Exercise brief:
Each line of the data is to be output verbatim, with the images removed.

Stored data:
···
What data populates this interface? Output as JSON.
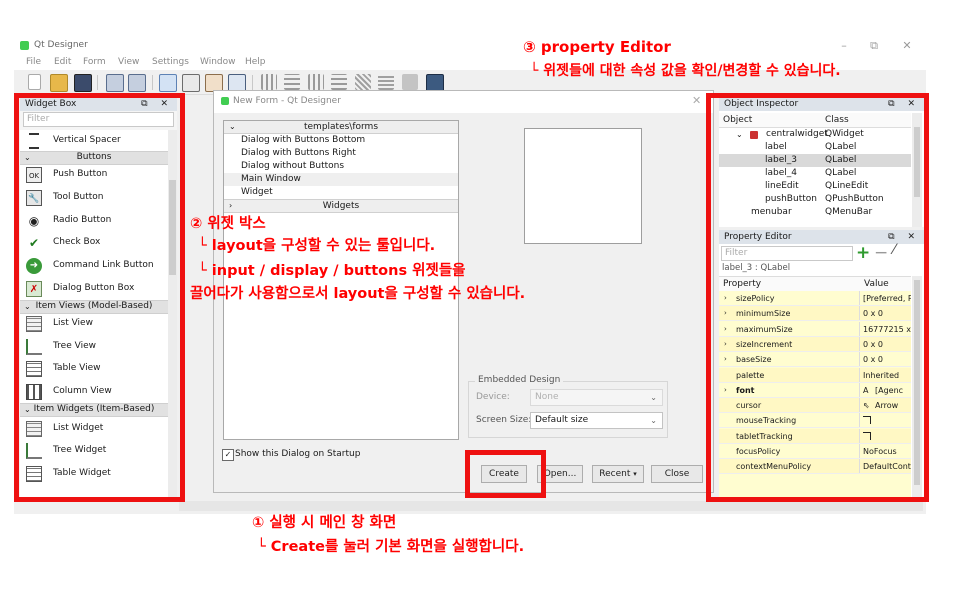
{
  "window": {
    "title": "Qt Designer",
    "controls": {
      "minimize": "–",
      "maximize": "⧉",
      "close": "✕"
    },
    "menu": [
      "File",
      "Edit",
      "Form",
      "View",
      "Settings",
      "Window",
      "Help"
    ]
  },
  "widget_box": {
    "title": "Widget Box",
    "buttons": "⧉ ✕",
    "filter_placeholder": "Filter",
    "spacer_item": {
      "label": "Vertical Spacer",
      "icon": "vertical-spacer-icon"
    },
    "cat_buttons": "Buttons",
    "buttons_items": [
      {
        "label": "Push Button",
        "icon": "push-button-icon",
        "glyph": "OK"
      },
      {
        "label": "Tool Button",
        "icon": "tool-button-icon",
        "glyph": "🔧"
      },
      {
        "label": "Radio Button",
        "icon": "radio-button-icon",
        "glyph": "◉"
      },
      {
        "label": "Check Box",
        "icon": "check-box-icon",
        "glyph": "✔"
      },
      {
        "label": "Command Link Button",
        "icon": "command-link-icon",
        "glyph": "➜"
      },
      {
        "label": "Dialog Button Box",
        "icon": "dialog-button-box-icon",
        "glyph": "✗"
      }
    ],
    "cat_item_views": "Item Views (Model-Based)",
    "item_views": [
      {
        "label": "List View",
        "icon": "list-view-icon"
      },
      {
        "label": "Tree View",
        "icon": "tree-view-icon"
      },
      {
        "label": "Table View",
        "icon": "table-view-icon"
      },
      {
        "label": "Column View",
        "icon": "column-view-icon"
      }
    ],
    "cat_item_widgets": "Item Widgets (Item-Based)",
    "item_widgets": [
      {
        "label": "List Widget",
        "icon": "list-widget-icon"
      },
      {
        "label": "Tree Widget",
        "icon": "tree-widget-icon"
      },
      {
        "label": "Table Widget",
        "icon": "table-widget-icon"
      }
    ]
  },
  "new_form": {
    "title": "New Form - Qt Designer",
    "close": "✕",
    "templates_header": "templates\\forms",
    "templates": [
      "Dialog with Buttons Bottom",
      "Dialog with Buttons Right",
      "Dialog without Buttons",
      "Main Window",
      "Widget"
    ],
    "selected_template": "Main Window",
    "widgets_header": "Widgets",
    "embedded_design": {
      "group_title": "Embedded Design",
      "device_label": "Device:",
      "device_value": "None",
      "screen_size_label": "Screen Size:",
      "screen_size_value": "Default size"
    },
    "show_on_startup": {
      "label": "Show this Dialog on Startup",
      "checked": true
    },
    "buttons": {
      "create": "Create",
      "open": "Open...",
      "recent": "Recent",
      "close": "Close"
    }
  },
  "object_inspector": {
    "title": "Object Inspector",
    "buttons": "⧉ ✕",
    "columns": [
      "Object",
      "Class"
    ],
    "rows": [
      {
        "object": "centralwidget",
        "class": "QWidget",
        "level": 1,
        "expanded": true
      },
      {
        "object": "label",
        "class": "QLabel",
        "level": 2
      },
      {
        "object": "label_3",
        "class": "QLabel",
        "level": 2,
        "selected": true
      },
      {
        "object": "label_4",
        "class": "QLabel",
        "level": 2
      },
      {
        "object": "lineEdit",
        "class": "QLineEdit",
        "level": 2
      },
      {
        "object": "pushButton",
        "class": "QPushButton",
        "level": 2
      },
      {
        "object": "menubar",
        "class": "QMenuBar",
        "level": 1
      }
    ]
  },
  "property_editor": {
    "title": "Property Editor",
    "buttons": "⧉ ✕",
    "filter_placeholder": "Filter",
    "context": "label_3 : QLabel",
    "columns": [
      "Property",
      "Value"
    ],
    "rows": [
      {
        "name": "sizePolicy",
        "value": "[Preferred, P",
        "expandable": true
      },
      {
        "name": "minimumSize",
        "value": "0 x 0",
        "expandable": true
      },
      {
        "name": "maximumSize",
        "value": "16777215 x",
        "expandable": true
      },
      {
        "name": "sizeIncrement",
        "value": "0 x 0",
        "expandable": true
      },
      {
        "name": "baseSize",
        "value": "0 x 0",
        "expandable": true
      },
      {
        "name": "palette",
        "value": "Inherited",
        "expandable": false
      },
      {
        "name": "font",
        "value": "[Agenc",
        "expandable": true,
        "bold": true,
        "glyph": "A"
      },
      {
        "name": "cursor",
        "value": "Arrow",
        "expandable": false,
        "glyph": "⇖"
      },
      {
        "name": "mouseTracking",
        "value": "",
        "expandable": false,
        "checkbox": true
      },
      {
        "name": "tabletTracking",
        "value": "",
        "expandable": false,
        "checkbox": true
      },
      {
        "name": "focusPolicy",
        "value": "NoFocus",
        "expandable": false
      },
      {
        "name": "contextMenuPolicy",
        "value": "DefaultCont",
        "expandable": false
      }
    ]
  },
  "annotations": {
    "property_editor_title": "③ property Editor",
    "property_editor_desc": "└ 위젯들에 대한 속성 값을 확인/변경할 수 있습니다.",
    "widget_box_title": "② 위젯 박스",
    "widget_box_line1": "└ layout을 구성할 수 있는 툴입니다.",
    "widget_box_line2": "└ input / display / buttons 위젯들을",
    "widget_box_line3": "끌어다가 사용함으로서 layout을 구성할 수 있습니다.",
    "main_title": "① 실행 시 메인 창 화면",
    "main_desc": "└ Create를 눌러 기본 화면을 실행합니다."
  },
  "colors": {
    "annotation_red": "#ff0000",
    "selection_gray": "#d9d9d9",
    "property_yellow": "#fffdd0",
    "dock_title_bg": "#dde3ea"
  }
}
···
Written response:
What data populates this interface? Output as JSON.
{
  "window": {
    "title": "Qt Designer",
    "controls": {
      "minimize": "–",
      "maximize": "⧉",
      "close": "✕"
    },
    "menu": [
      "File",
      "Edit",
      "Form",
      "View",
      "Settings",
      "Window",
      "Help"
    ]
  },
  "widget_box": {
    "title": "Widget Box",
    "buttons": "⧉ ✕",
    "filter_placeholder": "Filter",
    "spacer_item": {
      "label": "Vertical Spacer",
      "icon": "vertical-spacer-icon"
    },
    "cat_buttons": "Buttons",
    "buttons_items": [
      {
        "label": "Push Button",
        "icon": "push-button-icon",
        "glyph": "OK"
      },
      {
        "label": "Tool Button",
        "icon": "tool-button-icon",
        "glyph": "🔧"
      },
      {
        "label": "Radio Button",
        "icon": "radio-button-icon",
        "glyph": "◉"
      },
      {
        "label": "Check Box",
        "icon": "check-box-icon",
        "glyph": "✔"
      },
      {
        "label": "Command Link Button",
        "icon": "command-link-icon",
        "glyph": "➜"
      },
      {
        "label": "Dialog Button Box",
        "icon": "dialog-button-box-icon",
        "glyph": "✗"
      }
    ],
    "cat_item_views": "Item Views (Model-Based)",
    "item_views": [
      {
        "label": "List View",
        "icon": "list-view-icon"
      },
      {
        "label": "Tree View",
        "icon": "tree-view-icon"
      },
      {
        "label": "Table View",
        "icon": "table-view-icon"
      },
      {
        "label": "Column View",
        "icon": "column-view-icon"
      }
    ],
    "cat_item_widgets": "Item Widgets (Item-Based)",
    "item_widgets": [
      {
        "label": "List Widget",
        "icon": "list-widget-icon"
      },
      {
        "label": "Tree Widget",
        "icon": "tree-widget-icon"
      },
      {
        "label": "Table Widget",
        "icon": "table-widget-icon"
      }
    ]
  },
  "new_form": {
    "title": "New Form - Qt Designer",
    "close": "✕",
    "templates_header": "templates\\forms",
    "templates": [
      "Dialog with Buttons Bottom",
      "Dialog with Buttons Right",
      "Dialog without Buttons",
      "Main Window",
      "Widget"
    ],
    "selected_template": "Main Window",
    "widgets_header": "Widgets",
    "embedded_design": {
      "group_title": "Embedded Design",
      "device_label": "Device:",
      "device_value": "None",
      "screen_size_label": "Screen Size:",
      "screen_size_value": "Default size"
    },
    "show_on_startup": {
      "label": "Show this Dialog on Startup",
      "checked": true
    },
    "buttons": {
      "create": "Create",
      "open": "Open...",
      "recent": "Recent",
      "close": "Close"
    }
  },
  "object_inspector": {
    "title": "Object Inspector",
    "buttons": "⧉ ✕",
    "columns": [
      "Object",
      "Class"
    ],
    "rows": [
      {
        "object": "centralwidget",
        "class": "QWidget",
        "level": 1,
        "expanded": true
      },
      {
        "object": "label",
        "class": "QLabel",
        "level": 2
      },
      {
        "object": "label_3",
        "class": "QLabel",
        "level": 2,
        "selected": true
      },
      {
        "object": "label_4",
        "class": "QLabel",
        "level": 2
      },
      {
        "object": "lineEdit",
        "class": "QLineEdit",
        "level": 2
      },
      {
        "object": "pushButton",
        "class": "QPushButton",
        "level": 2
      },
      {
        "object": "menubar",
        "class": "QMenuBar",
        "level": 1
      }
    ]
  },
  "property_editor": {
    "title": "Property Editor",
    "buttons": "⧉ ✕",
    "filter_placeholder": "Filter",
    "context": "label_3 : QLabel",
    "columns": [
      "Property",
      "Value"
    ],
    "rows": [
      {
        "name": "sizePolicy",
        "value": "[Preferred, P",
        "expandable": true
      },
      {
        "name": "minimumSize",
        "value": "0 x 0",
        "expandable": true
      },
      {
        "name": "maximumSize",
        "value": "16777215 x",
        "expandable": true
      },
      {
        "name": "sizeIncrement",
        "value": "0 x 0",
        "expandable": true
      },
      {
        "name": "baseSize",
        "value": "0 x 0",
        "expandable": true
      },
      {
        "name": "palette",
        "value": "Inherited",
        "expandable": false
      },
      {
        "name": "font",
        "value": "[Agenc",
        "expandable": true,
        "bold": true,
        "glyph": "A"
      },
      {
        "name": "cursor",
        "value": "Arrow",
        "expandable": false,
        "glyph": "⇖"
      },
      {
        "name": "mouseTracking",
        "value": "",
        "expandable": false,
        "checkbox": true
      },
      {
        "name": "tabletTracking",
        "value": "",
        "expandable": false,
        "checkbox": true
      },
      {
        "name": "focusPolicy",
        "value": "NoFocus",
        "expandable": false
      },
      {
        "name": "contextMenuPolicy",
        "value": "DefaultCont",
        "expandable": false
      }
    ]
  },
  "annotations": {
    "property_editor_title": "③ property Editor",
    "property_editor_desc": "└ 위젯들에 대한 속성 값을 확인/변경할 수 있습니다.",
    "widget_box_title": "② 위젯 박스",
    "widget_box_line1": "└ layout을 구성할 수 있는 툴입니다.",
    "widget_box_line2": "└ input / display / buttons 위젯들을",
    "widget_box_line3": "끌어다가 사용함으로서 layout을 구성할 수 있습니다.",
    "main_title": "① 실행 시 메인 창 화면",
    "main_desc": "└ Create를 눌러 기본 화면을 실행합니다."
  },
  "colors": {
    "annotation_red": "#ff0000",
    "selection_gray": "#d9d9d9",
    "property_yellow": "#fffdd0",
    "dock_title_bg": "#dde3ea"
  }
}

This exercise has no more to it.